PROBLEM DESCRIPTION:
Can you print every record below exactly as written?

DATASET:

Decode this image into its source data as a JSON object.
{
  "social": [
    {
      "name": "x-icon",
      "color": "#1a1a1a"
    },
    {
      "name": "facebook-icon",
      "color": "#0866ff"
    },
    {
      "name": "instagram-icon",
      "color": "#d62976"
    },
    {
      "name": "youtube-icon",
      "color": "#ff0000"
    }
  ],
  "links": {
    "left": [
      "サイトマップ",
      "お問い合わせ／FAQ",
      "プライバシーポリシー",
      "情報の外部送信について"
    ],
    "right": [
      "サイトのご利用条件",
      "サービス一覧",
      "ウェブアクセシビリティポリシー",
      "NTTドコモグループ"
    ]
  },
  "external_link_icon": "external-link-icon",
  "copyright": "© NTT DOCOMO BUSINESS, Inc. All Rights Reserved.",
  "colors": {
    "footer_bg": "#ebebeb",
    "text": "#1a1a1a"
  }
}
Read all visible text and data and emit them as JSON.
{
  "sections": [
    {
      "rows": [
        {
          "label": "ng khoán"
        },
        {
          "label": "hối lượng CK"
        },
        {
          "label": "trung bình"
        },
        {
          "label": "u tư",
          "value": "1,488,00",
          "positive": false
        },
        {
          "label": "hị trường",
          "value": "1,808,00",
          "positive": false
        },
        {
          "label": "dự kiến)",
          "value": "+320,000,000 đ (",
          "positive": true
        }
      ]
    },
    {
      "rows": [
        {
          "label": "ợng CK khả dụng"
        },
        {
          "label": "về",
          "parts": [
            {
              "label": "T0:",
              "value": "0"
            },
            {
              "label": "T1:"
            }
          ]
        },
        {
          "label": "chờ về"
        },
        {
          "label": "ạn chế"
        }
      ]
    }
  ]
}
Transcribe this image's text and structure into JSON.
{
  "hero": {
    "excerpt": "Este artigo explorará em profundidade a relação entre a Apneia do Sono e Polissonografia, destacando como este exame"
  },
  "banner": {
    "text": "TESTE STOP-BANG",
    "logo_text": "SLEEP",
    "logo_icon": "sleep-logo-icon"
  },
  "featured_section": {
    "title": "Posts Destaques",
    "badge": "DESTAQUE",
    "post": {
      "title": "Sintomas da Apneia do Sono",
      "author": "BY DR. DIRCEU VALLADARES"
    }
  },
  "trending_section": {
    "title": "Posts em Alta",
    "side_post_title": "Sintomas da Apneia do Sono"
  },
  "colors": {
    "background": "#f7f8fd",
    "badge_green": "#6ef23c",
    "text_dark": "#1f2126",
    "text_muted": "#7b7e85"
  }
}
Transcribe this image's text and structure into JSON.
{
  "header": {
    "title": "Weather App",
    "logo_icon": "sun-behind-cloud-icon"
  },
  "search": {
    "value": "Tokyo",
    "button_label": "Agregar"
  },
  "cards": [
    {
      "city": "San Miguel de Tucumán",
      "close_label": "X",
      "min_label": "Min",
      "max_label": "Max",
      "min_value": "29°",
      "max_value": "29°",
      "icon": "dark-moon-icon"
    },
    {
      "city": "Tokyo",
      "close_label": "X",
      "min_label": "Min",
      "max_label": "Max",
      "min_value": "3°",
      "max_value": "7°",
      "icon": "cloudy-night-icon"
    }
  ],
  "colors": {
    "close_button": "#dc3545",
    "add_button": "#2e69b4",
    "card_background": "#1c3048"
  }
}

YOUR RESPONSE:
Decode this image into its source data as a JSON object.
{
  "social": [
    {
      "name": "x-icon",
      "color": "#1a1a1a"
    },
    {
      "name": "facebook-icon",
      "color": "#0866ff"
    },
    {
      "name": "instagram-icon",
      "color": "#d62976"
    },
    {
      "name": "youtube-icon",
      "color": "#ff0000"
    }
  ],
  "links": {
    "left": [
      "サイトマップ",
      "お問い合わせ／FAQ",
      "プライバシーポリシー",
      "情報の外部送信について"
    ],
    "right": [
      "サイトのご利用条件",
      "サービス一覧",
      "ウェブアクセシビリティポリシー",
      "NTTドコモグループ"
    ]
  },
  "external_link_icon": "external-link-icon",
  "copyright": "© NTT DOCOMO BUSINESS, Inc. All Rights Reserved.",
  "colors": {
    "footer_bg": "#ebebeb",
    "text": "#1a1a1a"
  }
}
Read all visible text and data and emit them as JSON.
{
  "sections": [
    {
      "rows": [
        {
          "label": "ng khoán"
        },
        {
          "label": "hối lượng CK"
        },
        {
          "label": "trung bình"
        },
        {
          "label": "u tư",
          "value": "1,488,00",
          "positive": false
        },
        {
          "label": "hị trường",
          "value": "1,808,00",
          "positive": false
        },
        {
          "label": "dự kiến)",
          "value": "+320,000,000 đ (",
          "positive": true
        }
      ]
    },
    {
      "rows": [
        {
          "label": "ợng CK khả dụng"
        },
        {
          "label": "về",
          "parts": [
            {
              "label": "T0:",
              "value": "0"
            },
            {
              "label": "T1:"
            }
          ]
        },
        {
          "label": "chờ về"
        },
        {
          "label": "ạn chế"
        }
      ]
    }
  ]
}
Transcribe this image's text and structure into JSON.
{
  "hero": {
    "excerpt": "Este artigo explorará em profundidade a relação entre a Apneia do Sono e Polissonografia, destacando como este exame"
  },
  "banner": {
    "text": "TESTE STOP-BANG",
    "logo_text": "SLEEP",
    "logo_icon": "sleep-logo-icon"
  },
  "featured_section": {
    "title": "Posts Destaques",
    "badge": "DESTAQUE",
    "post": {
      "title": "Sintomas da Apneia do Sono",
      "author": "BY DR. DIRCEU VALLADARES"
    }
  },
  "trending_section": {
    "title": "Posts em Alta",
    "side_post_title": "Sintomas da Apneia do Sono"
  },
  "colors": {
    "background": "#f7f8fd",
    "badge_green": "#6ef23c",
    "text_dark": "#1f2126",
    "text_muted": "#7b7e85"
  }
}
Transcribe this image's text and structure into JSON.
{
  "header": {
    "title": "Weather App",
    "logo_icon": "sun-behind-cloud-icon"
  },
  "search": {
    "value": "Tokyo",
    "button_label": "Agregar"
  },
  "cards": [
    {
      "city": "San Miguel de Tucumán",
      "close_label": "X",
      "min_label": "Min",
      "max_label": "Max",
      "min_value": "29°",
      "max_value": "29°",
      "icon": "dark-moon-icon"
    },
    {
      "city": "Tokyo",
      "close_label": "X",
      "min_label": "Min",
      "max_label": "Max",
      "min_value": "3°",
      "max_value": "7°",
      "icon": "cloudy-night-icon"
    }
  ],
  "colors": {
    "close_button": "#dc3545",
    "add_button": "#2e69b4",
    "card_background": "#1c3048"
  }
}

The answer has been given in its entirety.